Individuals can do this too, but I’m writing this as if it’s a class activity. The idea is to get a wide variety of shapes. It is not vital that these just be sketched, but (a) I think that makes the data more interesting, (b) it opens the possibility to drawing more carefully later, and (c) it’s much faster.

Measure the base angles and the vertex angle, and write them on the page.

If you need to introduce vocabulary, do it here. By the way, we don’t assume that these students know that the base angles should be the same. Also, we all know that measuring angles is hard, right?

We’re going to plot the measurements from the whole class. So write your angle measurements on the board.

You may need to help organize this. Will we plot both base angles? Up to you. If so, consider having each kid make two entries in the T-table or whatever.

Now make a graph. Put vertex angle on the horizontal axis and base angle on the vertical. Think about the range of values before you make your axes!

You may want to discuss what goes on which axis. Without having done this with kids, I bet most of us think of the vertex angle as the independent variable and base angle as the dependent. I, at least, think of the vertex angle as the defining angle in an isosceles triangle. This also has the happy consequence of requiring a change of axes in order to get the coolest version of the formula.

At any rate, the graph should look linear. Address outliers (probably due to bad measurement).

Draw the line you think best approximates the data. Find its equation.

Be ready to present your data and line, and explain as much as you can about the line. In particular, why does it have that slope and intercept?

In the spirit of SERP “Poster problems” this could be a poster-plus-gallery-walk event.

Modeling a Spiral, and enjoying Desmos At a recent meeting, I got to tell people about an old, non-finished book, EGADs (Enriching Geometry and Algebra through Data). The idea of the book is that there are geometrical constructions that have relationships under them—usually a relationship about length—that you can model using a symbolic formula.

Like that spiral. How does the length of the “spokes” of this spiral depend on the spoke number?

This post has two purposes:

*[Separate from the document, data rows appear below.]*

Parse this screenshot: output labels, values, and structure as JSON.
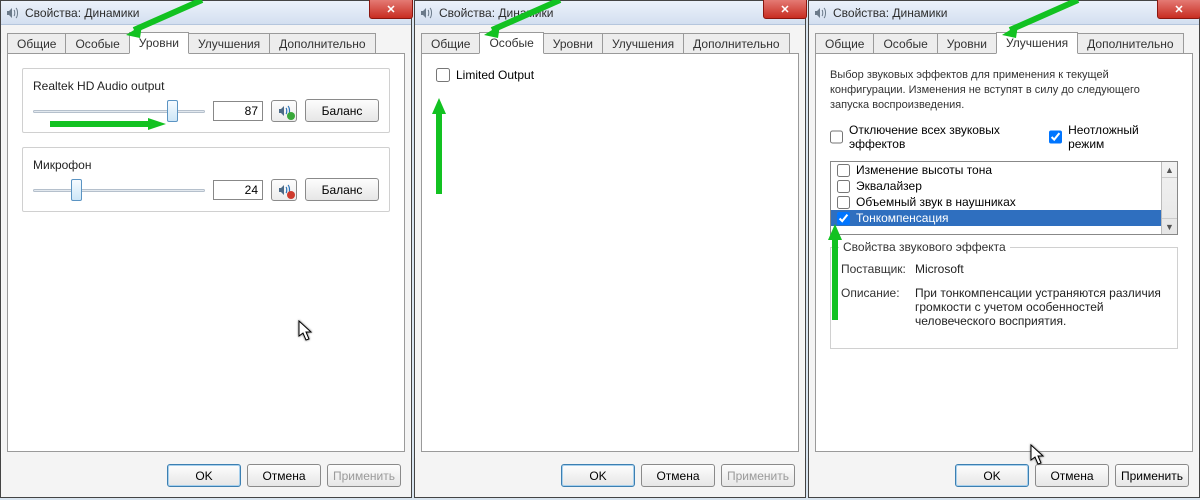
{
  "common": {
    "window_title": "Свойства: Динамики",
    "tabs": {
      "general": "Общие",
      "custom": "Особые",
      "levels": "Уровни",
      "enhance": "Улучшения",
      "advanced": "Дополнительно"
    },
    "btn": {
      "ok": "OK",
      "cancel": "Отмена",
      "apply": "Применить",
      "balance": "Баланс"
    }
  },
  "w1": {
    "dev1": {
      "label": "Realtek HD Audio output",
      "value": "87",
      "thumb_pct": 78
    },
    "dev2": {
      "label": "Микрофон",
      "value": "24",
      "thumb_pct": 22
    }
  },
  "w2": {
    "opt": "Limited Output"
  },
  "w3": {
    "desc": "Выбор звуковых эффектов для применения к текущей конфигурации. Изменения не вступят в силу до следующего запуска воспроизведения.",
    "disable_all": "Отключение всех звуковых эффектов",
    "urgent_mode": "Неотложный режим",
    "fx": [
      "Изменение высоты тона",
      "Эквалайзер",
      "Объемный звук в наушниках",
      "Тонкомпенсация"
    ],
    "props_legend": "Свойства звукового эффекта",
    "vendor_k": "Поставщик:",
    "vendor_v": "Microsoft",
    "desc_k": "Описание:",
    "desc_v": "При тонкомпенсации устраняются различия громкости с учетом особенностей человеческого восприятия."
  }
}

1. To get you to try the spiral example.
2. To show how you can use the Desmos graphing calculator to do the graphing and calculation.

The draft of the book (link above) is free for now, but it occurred to me that you could do at least one activity (integrates trig, geometry, data, exponential functions) easily using Desmos’s cool new technology. Read on!

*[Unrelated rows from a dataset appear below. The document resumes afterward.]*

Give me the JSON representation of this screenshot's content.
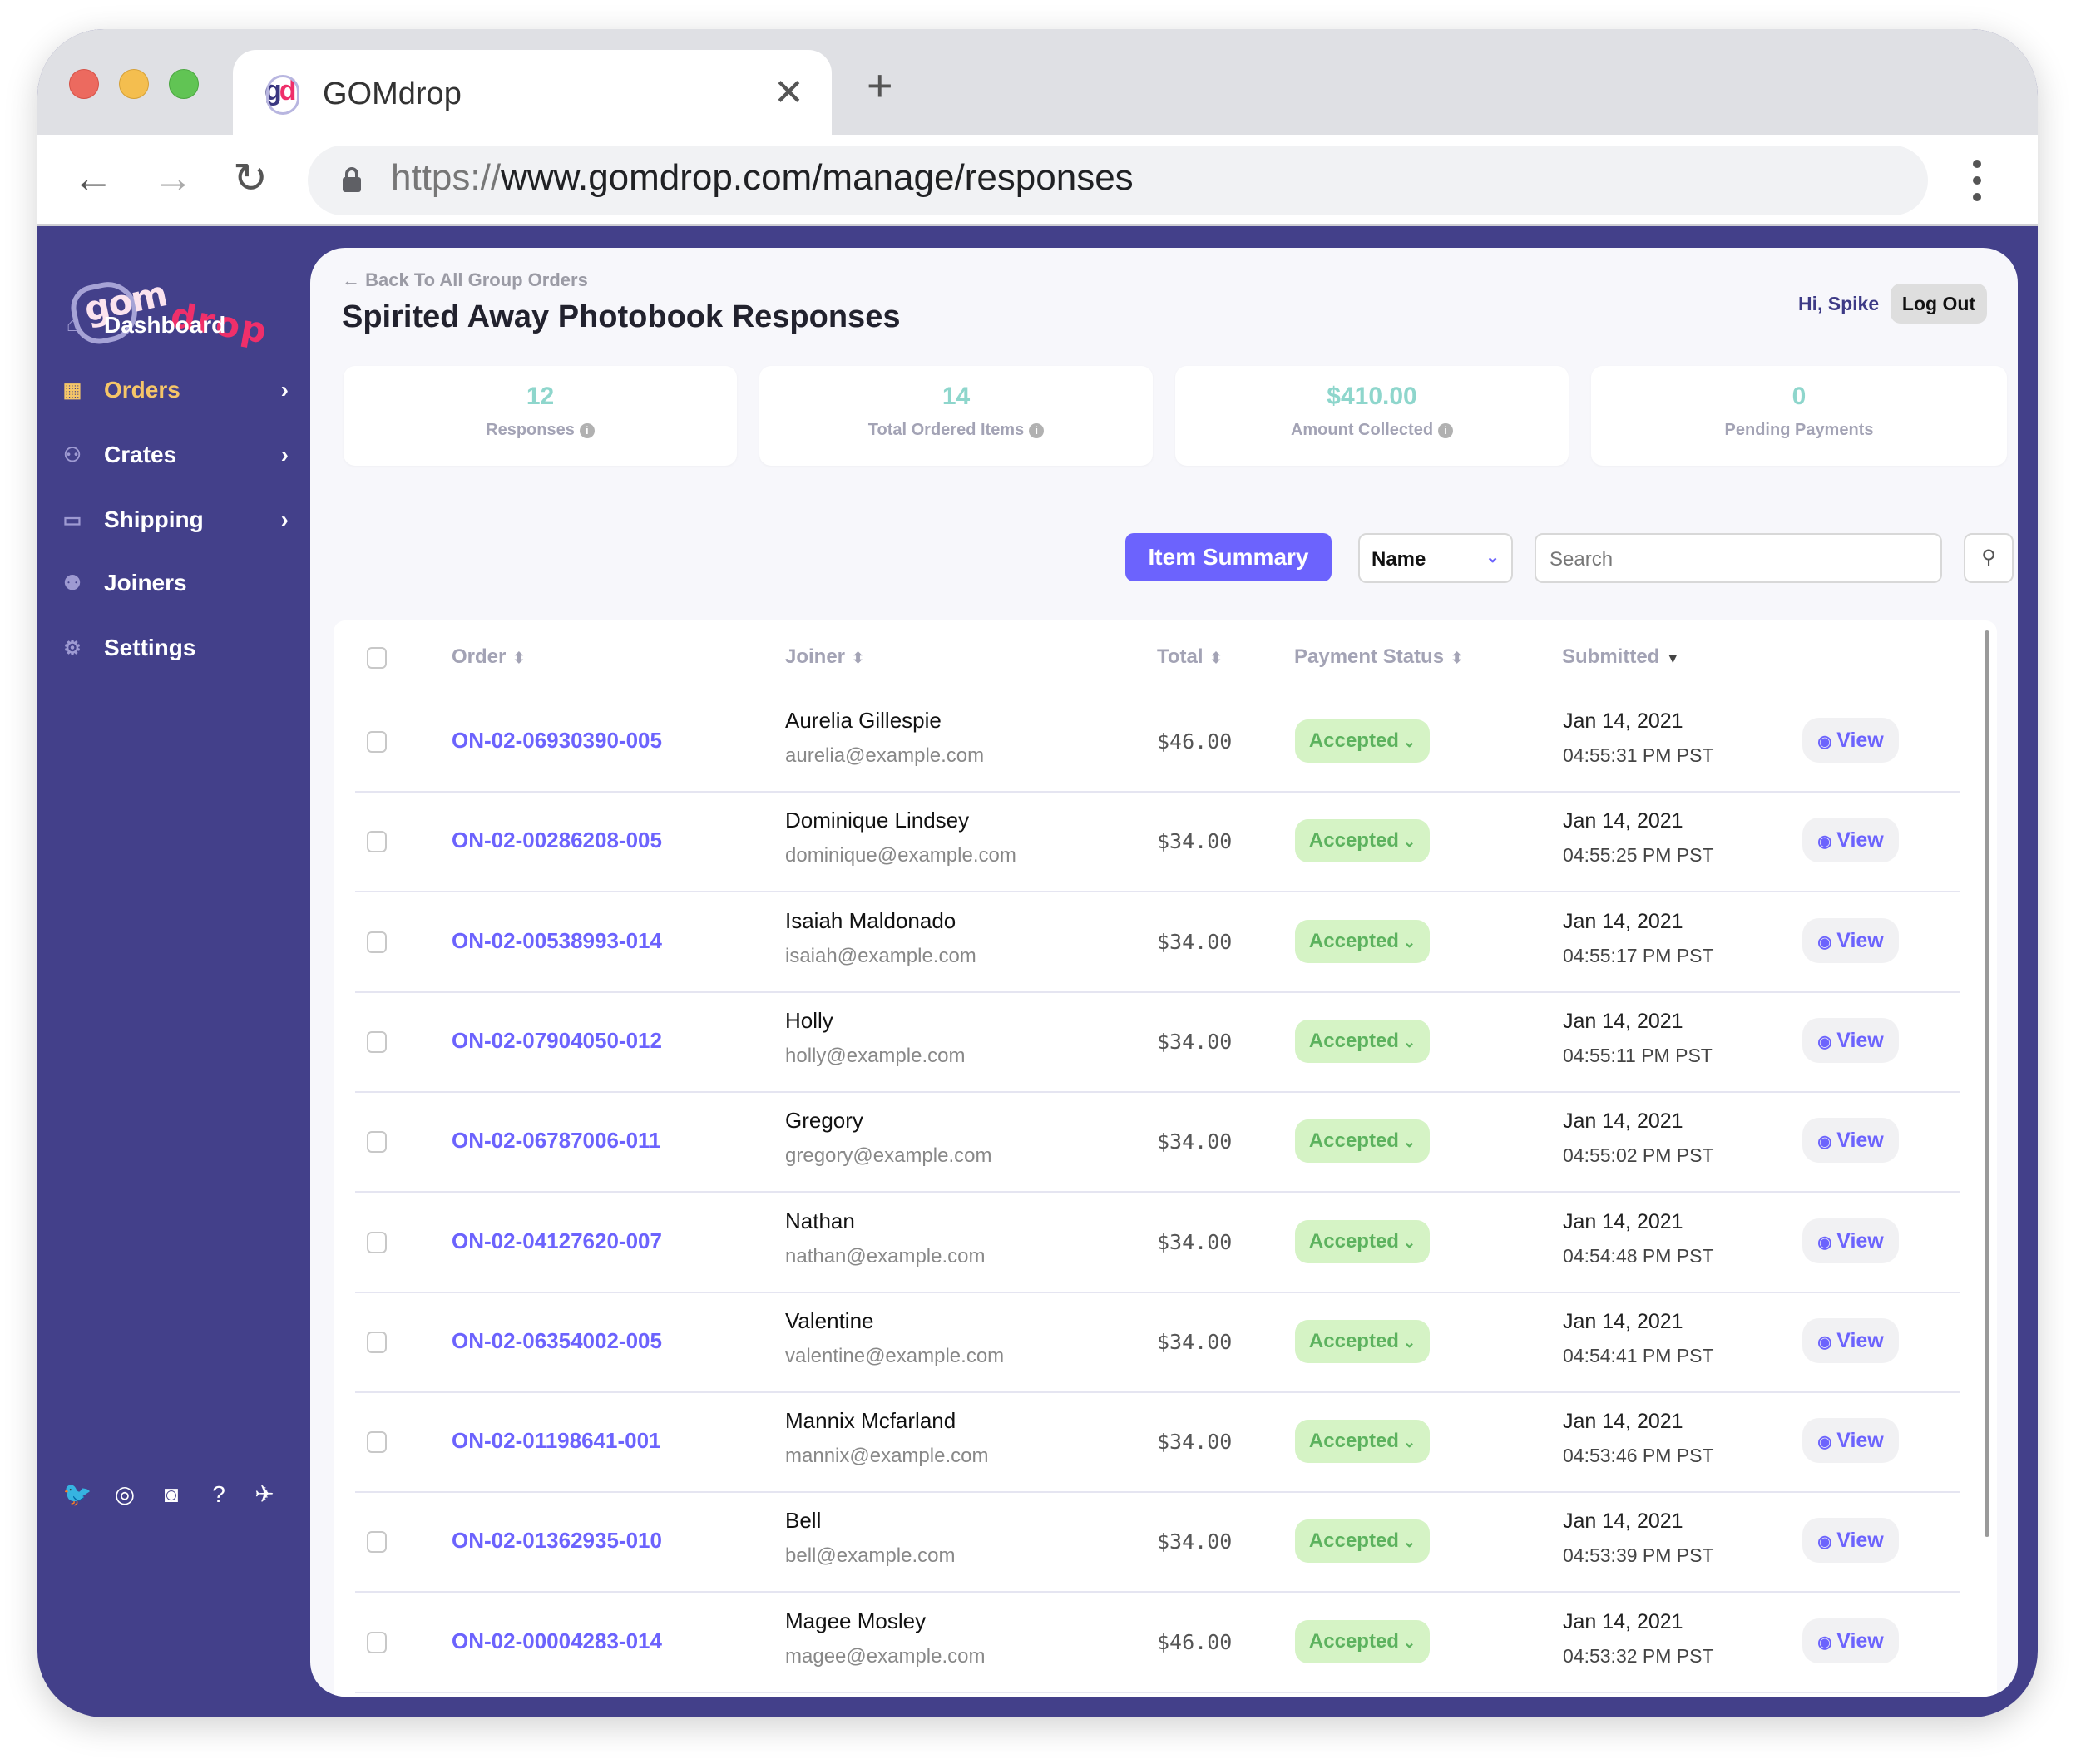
{
  "browser": {
    "tab_title": "GOMdrop",
    "tab_favicon": "gd",
    "url_protocol": "https://",
    "url_rest": "www.gomdrop.com/manage/responses",
    "close_tab": "✕",
    "new_tab": "+"
  },
  "sidebar": {
    "logo_part1": "gom",
    "logo_part2": "drop",
    "items": [
      {
        "label": "Dashboard",
        "icon": "home-icon",
        "glyph": "⌂",
        "has_chevron": false,
        "active": false
      },
      {
        "label": "Orders",
        "icon": "grid-icon",
        "glyph": "▦",
        "has_chevron": true,
        "active": true
      },
      {
        "label": "Crates",
        "icon": "people-carry-icon",
        "glyph": "⚇",
        "has_chevron": true,
        "active": false
      },
      {
        "label": "Shipping",
        "icon": "box-open-icon",
        "glyph": "▭",
        "has_chevron": true,
        "active": false
      },
      {
        "label": "Joiners",
        "icon": "users-icon",
        "glyph": "⚉",
        "has_chevron": false,
        "active": false
      },
      {
        "label": "Settings",
        "icon": "gear-icon",
        "glyph": "⚙",
        "has_chevron": false,
        "active": false
      }
    ],
    "chevron": "›",
    "social": [
      {
        "name": "twitter-icon",
        "glyph": "🐦"
      },
      {
        "name": "instagram-icon",
        "glyph": "◎"
      },
      {
        "name": "discord-icon",
        "glyph": "◙"
      },
      {
        "name": "help-icon",
        "glyph": "?"
      },
      {
        "name": "airplane-icon",
        "glyph": "✈"
      }
    ]
  },
  "header": {
    "back_link": "← Back To All Group Orders",
    "title": "Spirited Away Photobook Responses",
    "greeting": "Hi, Spike",
    "logout_label": "Log Out"
  },
  "stats": [
    {
      "value": "12",
      "label": "Responses",
      "info": true
    },
    {
      "value": "14",
      "label": "Total Ordered Items",
      "info": true
    },
    {
      "value": "$410.00",
      "label": "Amount Collected",
      "info": true
    },
    {
      "value": "0",
      "label": "Pending Payments",
      "info": false
    }
  ],
  "toolbar": {
    "item_summary_label": "Item Summary",
    "filter_selected": "Name",
    "search_placeholder": "Search"
  },
  "table": {
    "columns": [
      {
        "label": "Order",
        "sort": "both"
      },
      {
        "label": "Joiner",
        "sort": "both"
      },
      {
        "label": "Total",
        "sort": "both"
      },
      {
        "label": "Payment Status",
        "sort": "both"
      },
      {
        "label": "Submitted",
        "sort": "desc"
      }
    ],
    "view_label": "View",
    "rows": [
      {
        "order": "ON-02-06930390-005",
        "name": "Aurelia Gillespie",
        "email": "aurelia@example.com",
        "total": "$46.00",
        "status": "Accepted",
        "date": "Jan 14, 2021",
        "time": "04:55:31 PM PST"
      },
      {
        "order": "ON-02-00286208-005",
        "name": "Dominique Lindsey",
        "email": "dominique@example.com",
        "total": "$34.00",
        "status": "Accepted",
        "date": "Jan 14, 2021",
        "time": "04:55:25 PM PST"
      },
      {
        "order": "ON-02-00538993-014",
        "name": "Isaiah Maldonado",
        "email": "isaiah@example.com",
        "total": "$34.00",
        "status": "Accepted",
        "date": "Jan 14, 2021",
        "time": "04:55:17 PM PST"
      },
      {
        "order": "ON-02-07904050-012",
        "name": "Holly",
        "email": "holly@example.com",
        "total": "$34.00",
        "status": "Accepted",
        "date": "Jan 14, 2021",
        "time": "04:55:11 PM PST"
      },
      {
        "order": "ON-02-06787006-011",
        "name": "Gregory",
        "email": "gregory@example.com",
        "total": "$34.00",
        "status": "Accepted",
        "date": "Jan 14, 2021",
        "time": "04:55:02 PM PST"
      },
      {
        "order": "ON-02-04127620-007",
        "name": "Nathan",
        "email": "nathan@example.com",
        "total": "$34.00",
        "status": "Accepted",
        "date": "Jan 14, 2021",
        "time": "04:54:48 PM PST"
      },
      {
        "order": "ON-02-06354002-005",
        "name": "Valentine",
        "email": "valentine@example.com",
        "total": "$34.00",
        "status": "Accepted",
        "date": "Jan 14, 2021",
        "time": "04:54:41 PM PST"
      },
      {
        "order": "ON-02-01198641-001",
        "name": "Mannix Mcfarland",
        "email": "mannix@example.com",
        "total": "$34.00",
        "status": "Accepted",
        "date": "Jan 14, 2021",
        "time": "04:53:46 PM PST"
      },
      {
        "order": "ON-02-01362935-010",
        "name": "Bell",
        "email": "bell@example.com",
        "total": "$34.00",
        "status": "Accepted",
        "date": "Jan 14, 2021",
        "time": "04:53:39 PM PST"
      },
      {
        "order": "ON-02-00004283-014",
        "name": "Magee Mosley",
        "email": "magee@example.com",
        "total": "$46.00",
        "status": "Accepted",
        "date": "Jan 14, 2021",
        "time": "04:53:32 PM PST"
      }
    ]
  },
  "colors": {
    "brand_purple": "#43408a",
    "accent": "#6c63fd",
    "stat_teal": "#8ed6cc",
    "status_bg": "#d5f3c5",
    "status_text": "#5cb25e",
    "active_nav": "#f6c668"
  }
}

The activity: Spiral 20

Here’s what you do:

1. Download the PDF with the one-page handout. Print it out.
2. Measure the long legs of the triangles as suggested on the handout.
3. Go to the Desmos graphing calculator.
4. Enter the data.
5. Enter a function in that top panel. Try to match the data!
• If you leave parameters in the formula, it will ask if you want sliders. I love sliders. You will too.
• You can type values in, even if you have sliders.
• You can change the range of sliders by clicking the limits at the slider ends.
6. Play with the sliders and all the other features of this site.

Here is a graph of mine from Desmos, with only a little of the data: